Data about app and page elements

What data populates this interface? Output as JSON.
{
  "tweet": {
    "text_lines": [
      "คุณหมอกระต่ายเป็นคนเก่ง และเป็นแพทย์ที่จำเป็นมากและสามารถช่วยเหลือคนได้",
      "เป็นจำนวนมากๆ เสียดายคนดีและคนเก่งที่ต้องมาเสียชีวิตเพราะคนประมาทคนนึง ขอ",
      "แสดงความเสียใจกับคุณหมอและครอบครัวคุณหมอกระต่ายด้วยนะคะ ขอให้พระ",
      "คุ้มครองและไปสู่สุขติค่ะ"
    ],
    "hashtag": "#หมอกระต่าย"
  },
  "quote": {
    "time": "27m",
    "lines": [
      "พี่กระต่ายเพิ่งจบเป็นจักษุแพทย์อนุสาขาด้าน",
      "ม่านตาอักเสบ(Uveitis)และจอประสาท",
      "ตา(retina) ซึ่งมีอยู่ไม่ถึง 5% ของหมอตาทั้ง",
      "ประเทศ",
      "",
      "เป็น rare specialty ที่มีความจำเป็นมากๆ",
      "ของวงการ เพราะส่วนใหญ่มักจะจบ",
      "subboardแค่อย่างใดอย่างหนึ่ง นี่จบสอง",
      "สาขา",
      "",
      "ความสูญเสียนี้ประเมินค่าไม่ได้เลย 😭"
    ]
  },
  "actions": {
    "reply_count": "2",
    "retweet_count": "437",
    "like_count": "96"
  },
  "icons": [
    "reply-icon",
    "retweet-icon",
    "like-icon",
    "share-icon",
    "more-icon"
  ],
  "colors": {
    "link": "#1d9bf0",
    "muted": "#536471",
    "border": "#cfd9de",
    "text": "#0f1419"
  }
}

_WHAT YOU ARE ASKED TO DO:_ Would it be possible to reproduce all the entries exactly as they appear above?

_REPLY TO THE TASK:_
What data populates this interface? Output as JSON.
{
  "tweet": {
    "text_lines": [
      "คุณหมอกระต่ายเป็นคนเก่ง และเป็นแพทย์ที่จำเป็นมากและสามารถช่วยเหลือคนได้",
      "เป็นจำนวนมากๆ เสียดายคนดีและคนเก่งที่ต้องมาเสียชีวิตเพราะคนประมาทคนนึง ขอ",
      "แสดงความเสียใจกับคุณหมอและครอบครัวคุณหมอกระต่ายด้วยนะคะ ขอให้พระ",
      "คุ้มครองและไปสู่สุขติค่ะ"
    ],
    "hashtag": "#หมอกระต่าย"
  },
  "quote": {
    "time": "27m",
    "lines": [
      "พี่กระต่ายเพิ่งจบเป็นจักษุแพทย์อนุสาขาด้าน",
      "ม่านตาอักเสบ(Uveitis)และจอประสาท",
      "ตา(retina) ซึ่งมีอยู่ไม่ถึง 5% ของหมอตาทั้ง",
      "ประเทศ",
      "",
      "เป็น rare specialty ที่มีความจำเป็นมากๆ",
      "ของวงการ เพราะส่วนใหญ่มักจะจบ",
      "subboardแค่อย่างใดอย่างหนึ่ง นี่จบสอง",
      "สาขา",
      "",
      "ความสูญเสียนี้ประเมินค่าไม่ได้เลย 😭"
    ]
  },
  "actions": {
    "reply_count": "2",
    "retweet_count": "437",
    "like_count": "96"
  },
  "icons": [
    "reply-icon",
    "retweet-icon",
    "like-icon",
    "share-icon",
    "more-icon"
  ],
  "colors": {
    "link": "#1d9bf0",
    "muted": "#536471",
    "border": "#cfd9de",
    "text": "#0f1419"
  }
}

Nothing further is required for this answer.